Segregation would fuel a lot of the African Americans passions. Blacks would be confronted by forces of white supremacy, with groups like the KKK.1
Black people were looking for places of escape. The communist government in Russia caught the eye of many black people. One famous black person by the name of Cyril Briggs thought very highly of the new foreign ideology. Brigg was the leader of an African American Brotherhood, that wanted to arm black men for self-defense and called for unity with poor whites to overthrow capitalism in the U.S. In 1924 Briggs would lead his follower to join the U.S. Communist Party.
This would be the start of something greater for blacks. Many other would also turn the U.S. Communist Party as allies for support and other means, like ideas and inspiration. One of the most important blacks that would join the U.S. Communist Party was Harry Haywood. He was the lead mind, at a Comintern conference2, to propose that blacks living in the sixty biggest counties in the United States, had the right to secede from the United States.

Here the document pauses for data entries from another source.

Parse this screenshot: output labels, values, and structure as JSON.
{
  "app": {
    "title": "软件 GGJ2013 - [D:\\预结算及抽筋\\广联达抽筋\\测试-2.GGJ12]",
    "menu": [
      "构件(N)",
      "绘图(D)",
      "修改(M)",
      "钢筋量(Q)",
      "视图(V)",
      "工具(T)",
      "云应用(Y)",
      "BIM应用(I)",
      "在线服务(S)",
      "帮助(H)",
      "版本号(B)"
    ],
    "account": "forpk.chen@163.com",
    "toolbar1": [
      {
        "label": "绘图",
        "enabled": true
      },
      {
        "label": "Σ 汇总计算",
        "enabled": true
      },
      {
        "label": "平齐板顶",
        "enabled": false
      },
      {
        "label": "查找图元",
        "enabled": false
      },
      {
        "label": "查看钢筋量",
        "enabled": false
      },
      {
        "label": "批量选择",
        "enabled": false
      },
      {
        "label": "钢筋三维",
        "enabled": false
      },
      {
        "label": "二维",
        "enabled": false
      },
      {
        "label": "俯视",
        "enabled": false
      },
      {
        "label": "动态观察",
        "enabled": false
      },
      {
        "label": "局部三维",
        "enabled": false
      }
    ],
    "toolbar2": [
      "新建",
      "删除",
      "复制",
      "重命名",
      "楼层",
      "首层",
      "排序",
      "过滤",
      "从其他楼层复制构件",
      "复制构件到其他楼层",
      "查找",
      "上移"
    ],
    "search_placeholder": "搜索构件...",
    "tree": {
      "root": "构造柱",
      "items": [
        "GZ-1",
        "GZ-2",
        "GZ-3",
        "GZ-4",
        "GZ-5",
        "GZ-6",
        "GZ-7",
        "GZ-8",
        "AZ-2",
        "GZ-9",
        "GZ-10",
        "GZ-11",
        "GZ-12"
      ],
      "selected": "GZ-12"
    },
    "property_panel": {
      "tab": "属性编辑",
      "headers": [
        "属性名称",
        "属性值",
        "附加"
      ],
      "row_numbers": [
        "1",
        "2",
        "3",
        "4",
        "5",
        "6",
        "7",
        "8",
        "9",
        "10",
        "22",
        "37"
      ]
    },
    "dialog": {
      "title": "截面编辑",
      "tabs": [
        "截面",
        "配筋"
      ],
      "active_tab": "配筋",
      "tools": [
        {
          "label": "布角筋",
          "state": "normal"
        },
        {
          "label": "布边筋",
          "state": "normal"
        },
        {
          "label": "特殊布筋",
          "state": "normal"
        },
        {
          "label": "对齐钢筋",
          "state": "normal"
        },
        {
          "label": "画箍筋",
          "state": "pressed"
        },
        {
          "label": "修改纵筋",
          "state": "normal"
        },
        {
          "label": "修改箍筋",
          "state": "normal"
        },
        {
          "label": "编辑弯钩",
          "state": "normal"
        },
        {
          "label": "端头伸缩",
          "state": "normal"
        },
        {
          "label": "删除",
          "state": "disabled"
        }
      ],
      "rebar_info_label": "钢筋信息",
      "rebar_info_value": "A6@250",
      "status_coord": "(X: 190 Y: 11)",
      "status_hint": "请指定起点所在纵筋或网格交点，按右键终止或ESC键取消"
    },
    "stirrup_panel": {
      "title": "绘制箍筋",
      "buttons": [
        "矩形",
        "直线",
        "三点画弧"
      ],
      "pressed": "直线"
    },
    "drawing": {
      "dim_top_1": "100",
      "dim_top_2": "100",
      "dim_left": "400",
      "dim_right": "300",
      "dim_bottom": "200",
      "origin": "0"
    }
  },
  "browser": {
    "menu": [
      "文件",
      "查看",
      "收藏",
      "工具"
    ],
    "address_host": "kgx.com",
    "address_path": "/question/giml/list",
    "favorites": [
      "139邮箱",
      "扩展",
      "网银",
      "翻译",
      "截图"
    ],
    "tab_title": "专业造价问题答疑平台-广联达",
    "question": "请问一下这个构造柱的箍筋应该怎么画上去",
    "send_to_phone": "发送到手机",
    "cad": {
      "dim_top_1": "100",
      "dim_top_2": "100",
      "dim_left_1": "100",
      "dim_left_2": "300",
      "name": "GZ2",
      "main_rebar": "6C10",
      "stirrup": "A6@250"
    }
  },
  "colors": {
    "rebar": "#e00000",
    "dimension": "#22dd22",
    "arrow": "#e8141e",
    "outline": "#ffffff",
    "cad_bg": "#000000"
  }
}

These radical ideas were the core ideas for the communist party in reaching southern blacks in the early 1930s before the war would start. During the great depression of the 1930s black people would become more fawn to the Communist Party. The slogan used, “Black and white unite and fight!” Communist took up great depression issues for blacks like self-determination in the south and resistance to lynchings and other forms of oppression.

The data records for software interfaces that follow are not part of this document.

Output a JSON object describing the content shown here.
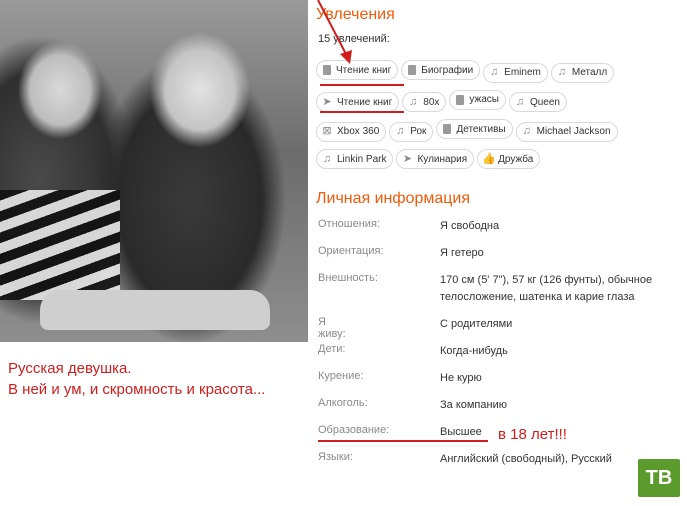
{
  "hobbies": {
    "title": "Увлечения",
    "count": "15 увлечений:",
    "tags": [
      {
        "label": "Чтение книг",
        "icon": "book-icon"
      },
      {
        "label": "Биографии",
        "icon": "book-icon"
      },
      {
        "label": "Eminem",
        "icon": "music-icon"
      },
      {
        "label": "Металл",
        "icon": "music-icon"
      },
      {
        "label": "Чтение книг",
        "icon": "plane-icon"
      },
      {
        "label": "80х",
        "icon": "music-icon"
      },
      {
        "label": "ужасы",
        "icon": "book-icon"
      },
      {
        "label": "Queen",
        "icon": "music-icon"
      },
      {
        "label": "Xbox 360",
        "icon": "gamepad-icon"
      },
      {
        "label": "Рок",
        "icon": "music-icon"
      },
      {
        "label": "Детективы",
        "icon": "book-icon"
      },
      {
        "label": "Michael Jackson",
        "icon": "music-icon"
      },
      {
        "label": "Linkin Park",
        "icon": "music-icon"
      },
      {
        "label": "Кулинария",
        "icon": "plane-icon"
      },
      {
        "label": "Дружба",
        "icon": "thumbs-up-icon"
      }
    ]
  },
  "personal": {
    "title": "Личная информация",
    "rows": [
      {
        "label": "Отношения:",
        "value": "Я свободна"
      },
      {
        "label": "Ориентация:",
        "value": "Я гетеро"
      },
      {
        "label": "Внешность:",
        "value": "170 см (5' 7\"), 57 кг (126 фунты), обычное телосложение, шатенка и карие глаза"
      },
      {
        "label": "Я живу:",
        "value": "С родителями"
      },
      {
        "label": "Дети:",
        "value": "Когда-нибудь"
      },
      {
        "label": "Курение:",
        "value": "Не курю"
      },
      {
        "label": "Алкоголь:",
        "value": "За компанию"
      },
      {
        "label": "Образование:",
        "value": "Высшее"
      },
      {
        "label": "Языки:",
        "value": "Английский (свободный), Русский"
      }
    ]
  },
  "annotations": {
    "caption_line1": "Русская девушка.",
    "caption_line2": "В ней и ум, и скромность и красота...",
    "education_note": "в 18 лет!!!",
    "color": "#d11d1d"
  },
  "watermark": "ТВ",
  "colors": {
    "accent": "#f05a0a",
    "watermark_bg": "#5b9a2c"
  }
}
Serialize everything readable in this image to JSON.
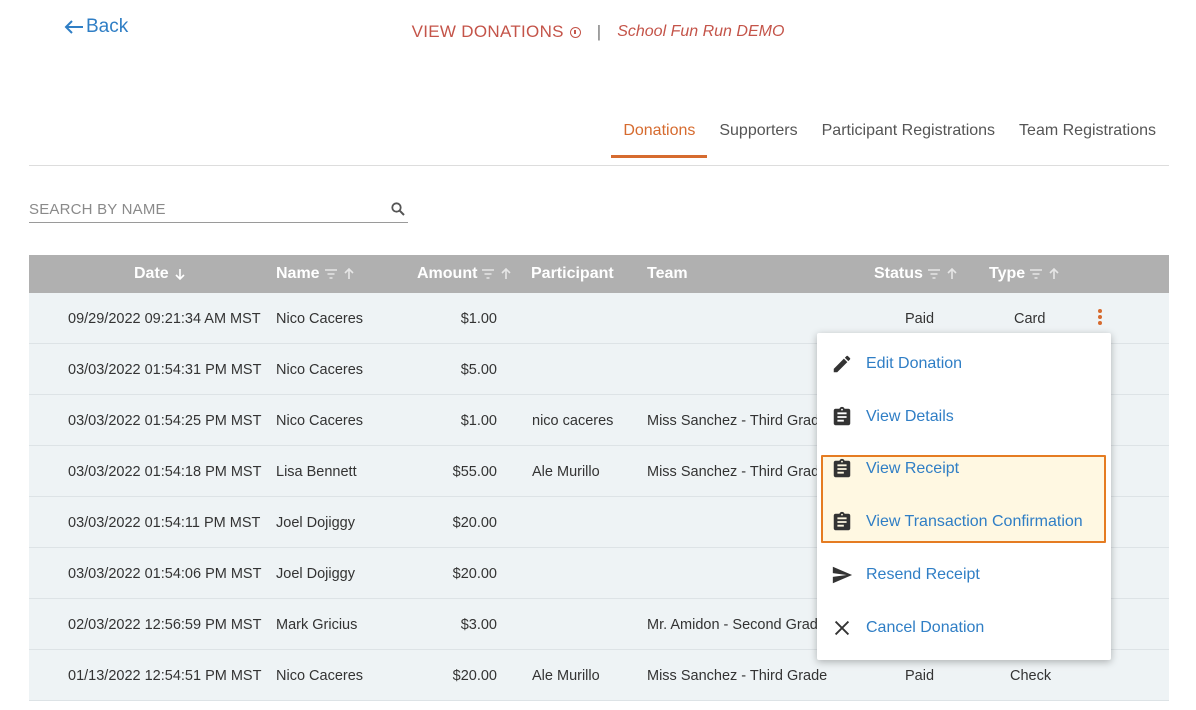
{
  "nav": {
    "back_label": "Back"
  },
  "header": {
    "title": "VIEW DONATIONS",
    "separator": "|",
    "event_name": "School Fun Run DEMO"
  },
  "tabs": [
    {
      "label": "Donations",
      "active": true
    },
    {
      "label": "Supporters",
      "active": false
    },
    {
      "label": "Participant Registrations",
      "active": false
    },
    {
      "label": "Team Registrations",
      "active": false
    }
  ],
  "search": {
    "placeholder": "SEARCH BY NAME"
  },
  "table": {
    "columns": [
      "Date",
      "Name",
      "Amount",
      "Participant",
      "Team",
      "Status",
      "Type"
    ],
    "rows": [
      {
        "date": "09/29/2022 09:21:34 AM MST",
        "name": "Nico Caceres",
        "amount": "$1.00",
        "participant": "",
        "team": "",
        "status": "Paid",
        "type": "Card"
      },
      {
        "date": "03/03/2022 01:54:31 PM MST",
        "name": "Nico Caceres",
        "amount": "$5.00",
        "participant": "",
        "team": "",
        "status": "",
        "type": ""
      },
      {
        "date": "03/03/2022 01:54:25 PM MST",
        "name": "Nico Caceres",
        "amount": "$1.00",
        "participant": "nico caceres",
        "team": "Miss Sanchez - Third Grad",
        "status": "",
        "type": ""
      },
      {
        "date": "03/03/2022 01:54:18 PM MST",
        "name": "Lisa Bennett",
        "amount": "$55.00",
        "participant": "Ale Murillo",
        "team": "Miss Sanchez - Third Grad",
        "status": "",
        "type": ""
      },
      {
        "date": "03/03/2022 01:54:11 PM MST",
        "name": "Joel Dojiggy",
        "amount": "$20.00",
        "participant": "",
        "team": "",
        "status": "",
        "type": ""
      },
      {
        "date": "03/03/2022 01:54:06 PM MST",
        "name": "Joel Dojiggy",
        "amount": "$20.00",
        "participant": "",
        "team": "",
        "status": "",
        "type": ""
      },
      {
        "date": "02/03/2022 12:56:59 PM MST",
        "name": "Mark Gricius",
        "amount": "$3.00",
        "participant": "",
        "team": "Mr. Amidon - Second Grad",
        "status": "",
        "type": ""
      },
      {
        "date": "01/13/2022 12:54:51 PM MST",
        "name": "Nico Caceres",
        "amount": "$20.00",
        "participant": "Ale Murillo",
        "team": "Miss Sanchez - Third Grade",
        "status": "Paid",
        "type": "Check"
      }
    ]
  },
  "menu": {
    "items": [
      {
        "label": "Edit Donation",
        "icon": "pencil-icon"
      },
      {
        "label": "View Details",
        "icon": "clipboard-icon"
      },
      {
        "label": "View Receipt",
        "icon": "clipboard-icon"
      },
      {
        "label": "View Transaction Confirmation",
        "icon": "clipboard-icon"
      },
      {
        "label": "Resend Receipt",
        "icon": "send-icon"
      },
      {
        "label": "Cancel Donation",
        "icon": "close-icon"
      }
    ]
  },
  "colors": {
    "accent": "#d66b2f",
    "link": "#2f7ec5",
    "title": "#c45449",
    "highlight_border": "#e57c22",
    "header_bg": "#b0b0b0",
    "row_bg": "#eef3f5"
  }
}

According to the Abraham Lincoln Brigade, the event that would solidify black support to the Communist party was the Scottsboro Case of 1932.3 The party, in face of obvious racial injustice, provided lawyers and legal assistance for the nine young Blacks men in that case.
These oppression in the 1930s would politicize African American who would later serve in Spain. For James Yates, unity between blacks and white became a reality during a march in Chicago, where unemployed workers, both black and white, walked alongside each other.
African Americans also thought of Italian imperialism as a threat. In 1935, Mussolini would invade Ethiopia, seeking a new empire in Africa. More activism would rise back in the United States from this event. The “Hands off Ethiopia” campaign grew attractions in New York and Chicago. Men like W.E.B Du Bois, Paul Robeson, and A. Philip Randolph linked this invasion to the, in Randolph words, “The terrible repression of Black people in the United States”.
This would be the cause of fighting in the Spanish Civil War. Blacks linked different foreign oppressions, to the oppressions they were facing in the United States. They saw them as the same.